4.    Permit Castling in Grand Chess: Here I must do battle with Mr. Freeling himself. He states that since the Rooks are already connected in Grand Chess, Castling, which is an unnatural move anyway, is not necessary and should be abolished. But rook connection is only one objective of castling; others being King safety, active participation of the King in defense of his pawn wall, and centralization of one of the Rooks. At least two of these reasons, King safety and pawn defense, are even more important in Grand Chess than they are in the regular game. Again, let's not forget that enemy pawns can be promoted as soon as they hit the original pawn wall, which would make its defense all the more vital. Remember that castling only developed in response to the increased powers of modern chess as compared to the medieval game, and several variants were tried before the modern castling move was settled upon. Perhaps medieval chess can be compared to World War I, where the outcome is decided only after a wholesale slaughter of the opposing armies and the modern game to World War II, where there is still plenty of trench warfare but also bombs flying overhead. With Grand Chess we are definitely in the 21st. Century, and to deprive the King of his one flight move is like tethering him to an ox-cart during a missile attack. I don't claim to be an expert in non-standard varieties of chess, but I have played over a few games of Shogi, in which the pieces have largely medieval powers (we can for the purposes of this discussion pass over the sadistic rule which allows you to incorporate a captured piece into your army). In the opening phases of these games, the players seem to spend quite a number of tedious moves to tuck their kings in the corner before embarking on offensive action anyway. Therefore, to answer Mr. Freeling's question, "Why should the King be safe?", I would reply that castling would greatly expand the strategic variety of Grand Chess games, just as it does in standard chess.
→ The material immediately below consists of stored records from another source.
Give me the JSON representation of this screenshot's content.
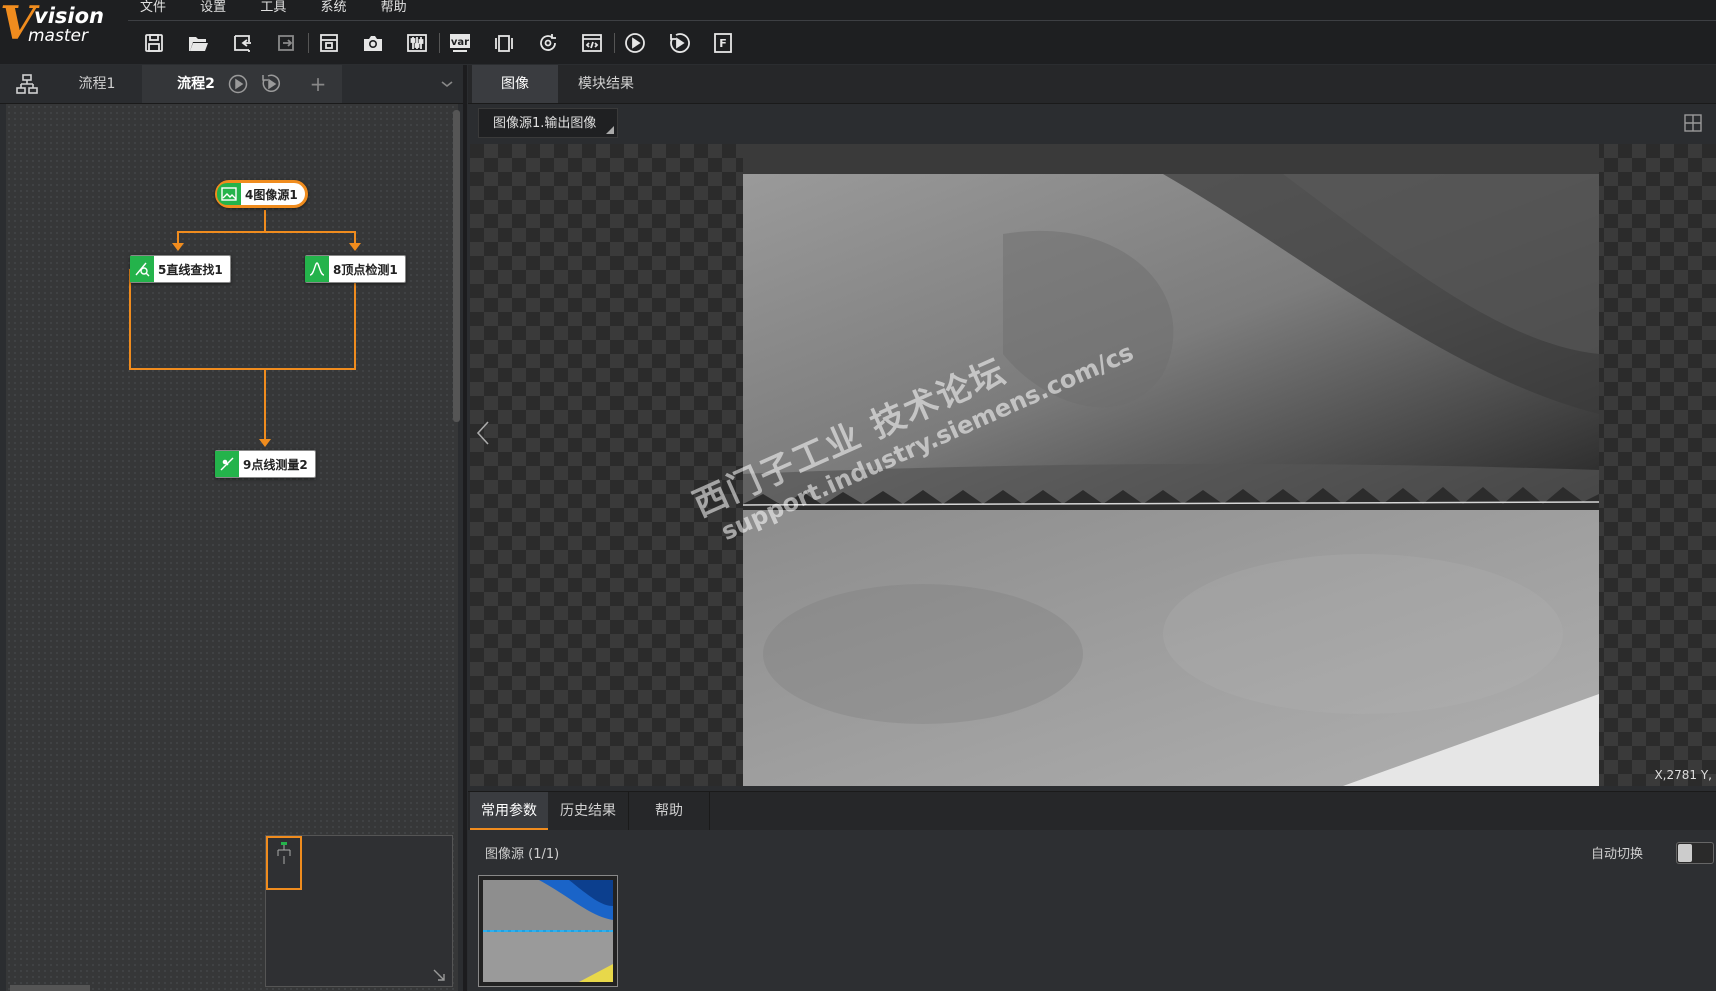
{
  "app": {
    "logo_mark": "V",
    "logo_line1": "vision",
    "logo_line2": "master"
  },
  "menu": [
    "文件",
    "设置",
    "工具",
    "系统",
    "帮助"
  ],
  "toolbar": [
    "save-icon",
    "open-folder-icon",
    "import-icon",
    "export-icon",
    "calculator-icon",
    "camera-icon",
    "sliders-icon",
    "variable-icon",
    "device-icon",
    "refresh-icon",
    "code-icon",
    "run-once-icon",
    "run-loop-icon",
    "f-icon"
  ],
  "toolbar_var_label": "var",
  "toolbar_f_label": "F",
  "left_tabs": {
    "process1": "流程1",
    "process2": "流程2",
    "add": "+"
  },
  "flow": {
    "nodes": [
      {
        "id": "src",
        "label": "4图像源1"
      },
      {
        "id": "line",
        "label": "5直线查找1"
      },
      {
        "id": "peak",
        "label": "8顶点检测1"
      },
      {
        "id": "measure",
        "label": "9点线测量2"
      }
    ]
  },
  "right_tabs": {
    "image": "图像",
    "module_result": "模块结果"
  },
  "image_source_select": "图像源1.输出图像",
  "viewer": {
    "coord": "X,2781  Y,",
    "watermark_line1": "西门子工业 技术论坛",
    "watermark_line2": "support.industry.siemens.com/cs"
  },
  "bottom_tabs": {
    "common_params": "常用参数",
    "history": "历史结果",
    "help": "帮助"
  },
  "bottom": {
    "source_label": "图像源 (1/1)",
    "auto_switch": "自动切换"
  },
  "colors": {
    "accent": "#f08c1e",
    "node_green": "#24b34b",
    "active_tab": "#3a3c40"
  }
}
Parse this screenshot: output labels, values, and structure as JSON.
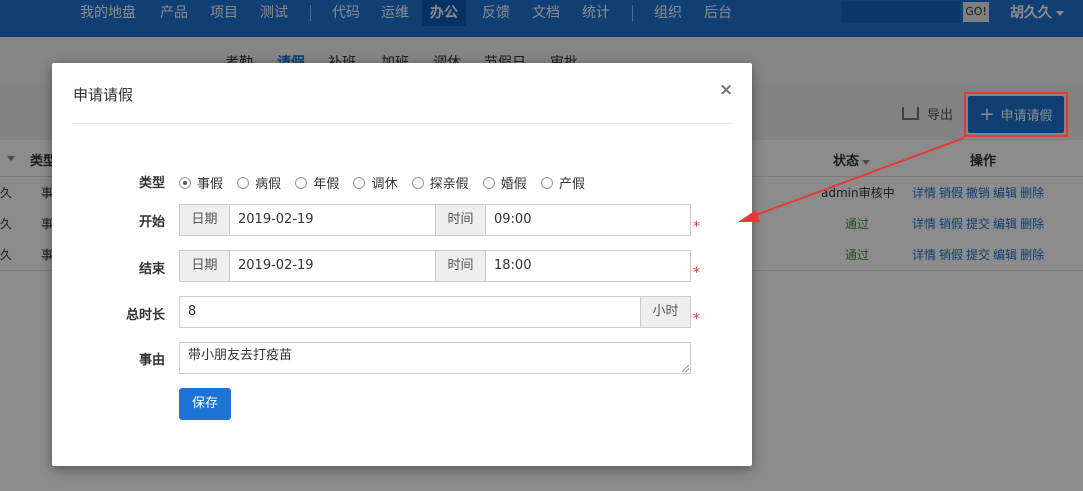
{
  "topnav": {
    "items": [
      "我的地盘",
      "产品",
      "项目",
      "测试",
      "代码",
      "运维",
      "办公",
      "反馈",
      "文档",
      "统计",
      "组织",
      "后台"
    ],
    "search_button": "GO!",
    "user": "胡久久"
  },
  "subnav": {
    "items": [
      "考勤",
      "请假",
      "补班",
      "加班",
      "调休",
      "节假日",
      "审批"
    ]
  },
  "toolbar": {
    "export_label": "导出",
    "apply_label": "申请请假"
  },
  "table": {
    "headers": {
      "type": "类型",
      "status": "状态",
      "actions": "操作"
    },
    "rows": [
      {
        "user_fragment": "久",
        "type_fragment": "事",
        "status": "admin审核中",
        "actions": [
          "详情",
          "销假",
          "撤销",
          "编辑",
          "删除"
        ]
      },
      {
        "user_fragment": "久",
        "type_fragment": "事",
        "status": "通过",
        "actions": [
          "详情",
          "销假",
          "提交",
          "编辑",
          "删除"
        ]
      },
      {
        "user_fragment": "久",
        "type_fragment": "事",
        "status": "通过",
        "actions": [
          "详情",
          "销假",
          "提交",
          "编辑",
          "删除"
        ]
      }
    ]
  },
  "modal": {
    "title": "申请请假",
    "close_symbol": "×",
    "labels": {
      "type": "类型",
      "start": "开始",
      "end": "结束",
      "duration": "总时长",
      "reason": "事由"
    },
    "leave_types": [
      "事假",
      "病假",
      "年假",
      "调休",
      "探亲假",
      "婚假",
      "产假"
    ],
    "selected_type": "事假",
    "date_addon": "日期",
    "time_addon": "时间",
    "start_date": "2019-02-19",
    "start_time": "09:00",
    "end_date": "2019-02-19",
    "end_time": "18:00",
    "duration_value": "8",
    "duration_unit": "小时",
    "reason_value": "带小朋友去打疫苗",
    "required_mark": "*",
    "save_label": "保存"
  },
  "colors": {
    "brand_blue": "#1d74d6",
    "annotation_red": "#e53935",
    "pass_green": "#2e9b3a"
  }
}
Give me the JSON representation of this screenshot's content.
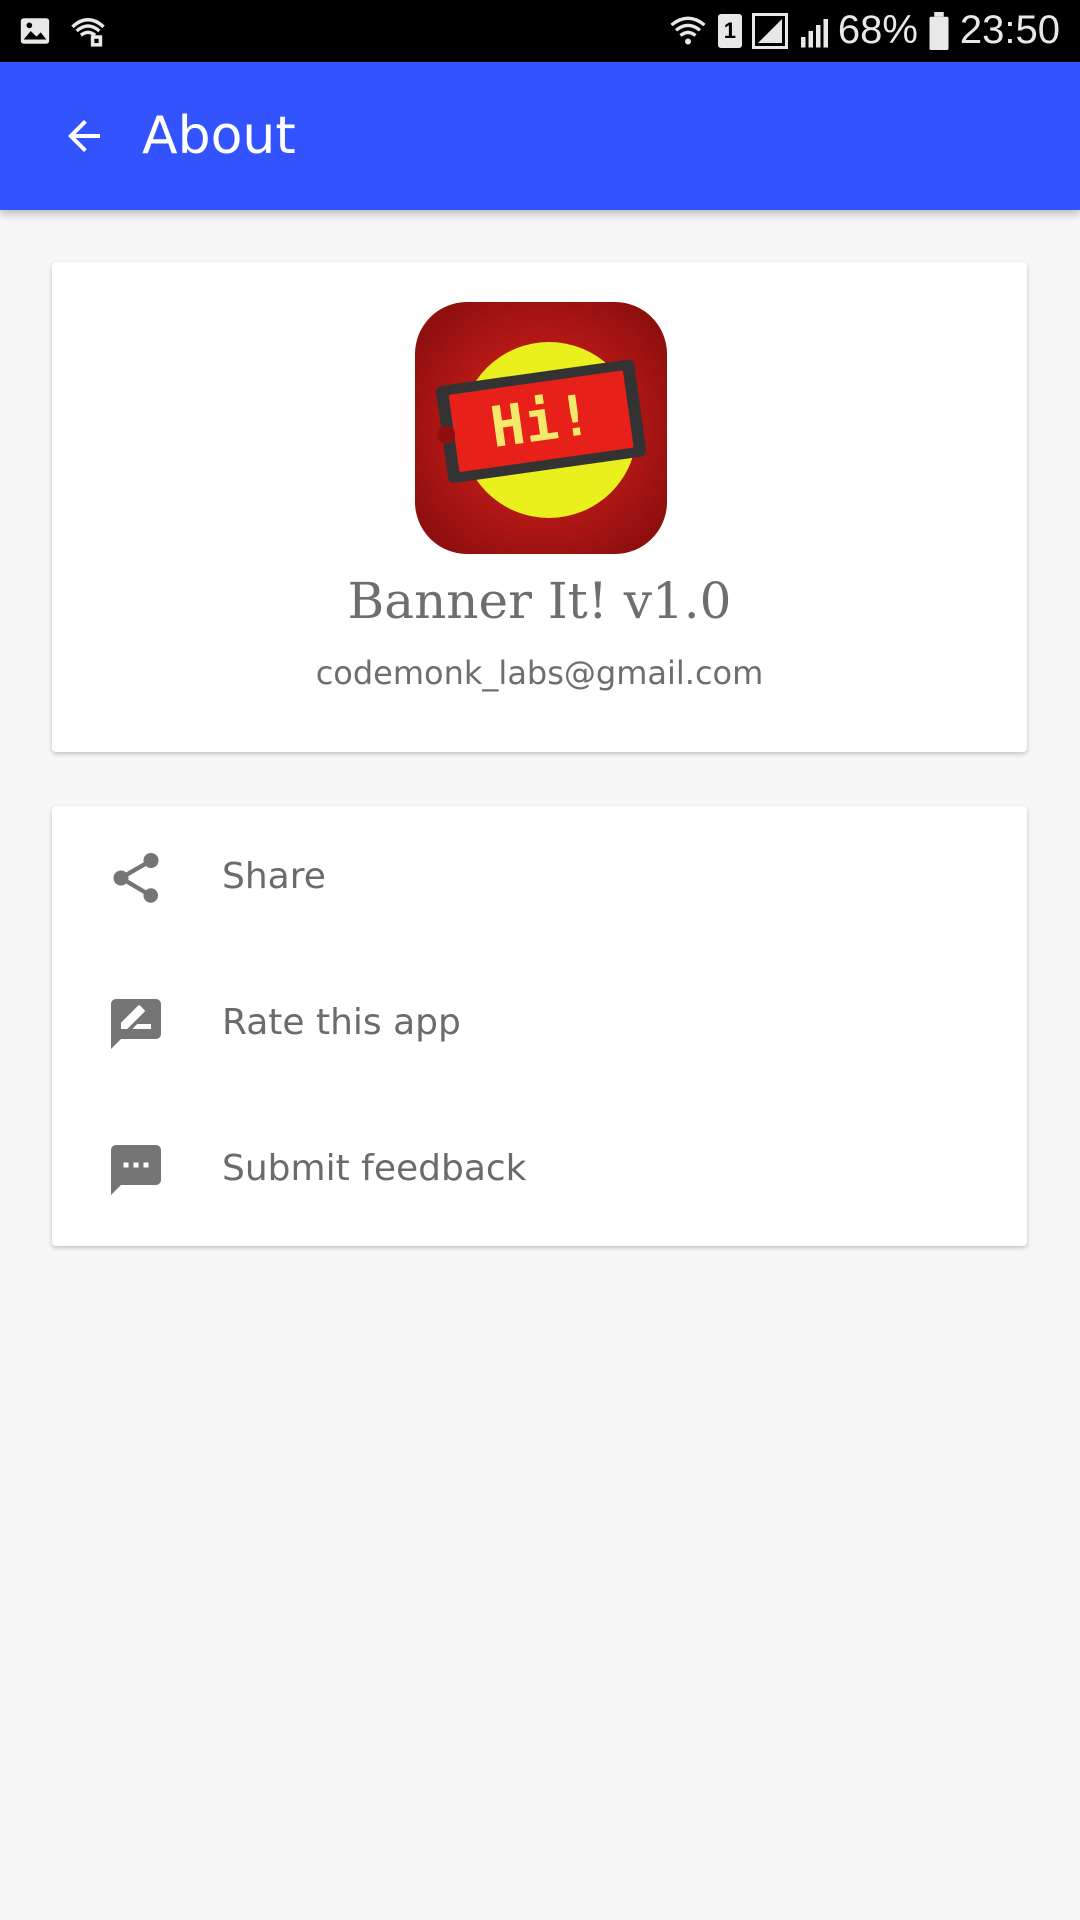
{
  "status_bar": {
    "sim_slot": "1",
    "battery": "68%",
    "time": "23:50"
  },
  "app_bar": {
    "title": "About"
  },
  "about": {
    "app_name": "Banner It! v1.0",
    "email": "codemonk_labs@gmail.com",
    "logo_text": "Hi!"
  },
  "actions": [
    {
      "label": "Share",
      "icon": "share-icon"
    },
    {
      "label": "Rate this app",
      "icon": "rate-review-icon"
    },
    {
      "label": "Submit feedback",
      "icon": "feedback-icon"
    }
  ],
  "colors": {
    "primary": "#3353ff",
    "background": "#f7f7f7",
    "text": "#6e6e6e",
    "icon": "#757575"
  }
}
    If Grand Chess would allow a castling move, what would it be? I would suggest a move that is as similar as possible to that in the standard game. Either kingside or queenside, the King would be permitted to move three spaces instead of two (to compensate for the extra width of the board of course), and the corresponding rook would move to his side but remain on the first rank. Thus in a kingside castling move, the King would wind up on square i2 and the King's Rook on h1. Going queenside, the King would wind up on c2 and the Queen's Rook on d1. Either move would be slightly more artificial and less coherent than the castling move in standard chess, but so be it. It should also be noted that in the suggested queenside castling move in Grand Chess, it would not be necessary for the Queen's Knight to have moved off its original square because it wouldn't be blocking the passage of the Rook. These slight anomalies and imperfections of the suggested castling move would in my opinion be greatly outweighed by the advantages of having the option to castle.
5.     One last suggestion for a minor rule clarification: One of the glories of Grand Chess is the requirement that a pawn can only be promoted to a piece that has previously been removed from the board. This not only increases the tactical variety of the game, but it makes a new type of piece sacrifice feasible, that of the absolutely poison piece which, if captured, could be immediately be used in a devastating promotion. But it leaves one question open in the admittedly potentially very rare instance of under-promotion of a Bishop. This move is of course essentially nonexistent in regular chess. I have played over thousands of master games but have only encountered bishop under-promotions in composed problems. Presumably they would be almost as rare or nonexistent in Grand Chess. But as the Bishop is the only piece on the board which is limited to squares of one color, I believe it should be stated that no player can have two Bishops traveling on the same color. In other words, if a player still has his white-squared Bishop on the board, he could only promote a pawn to Bishop on a black square.
In conclusion, I would like to reinforce the consensus that Grand Chess is a game with tremendous potential. I would be interested in any comments on my suggestions.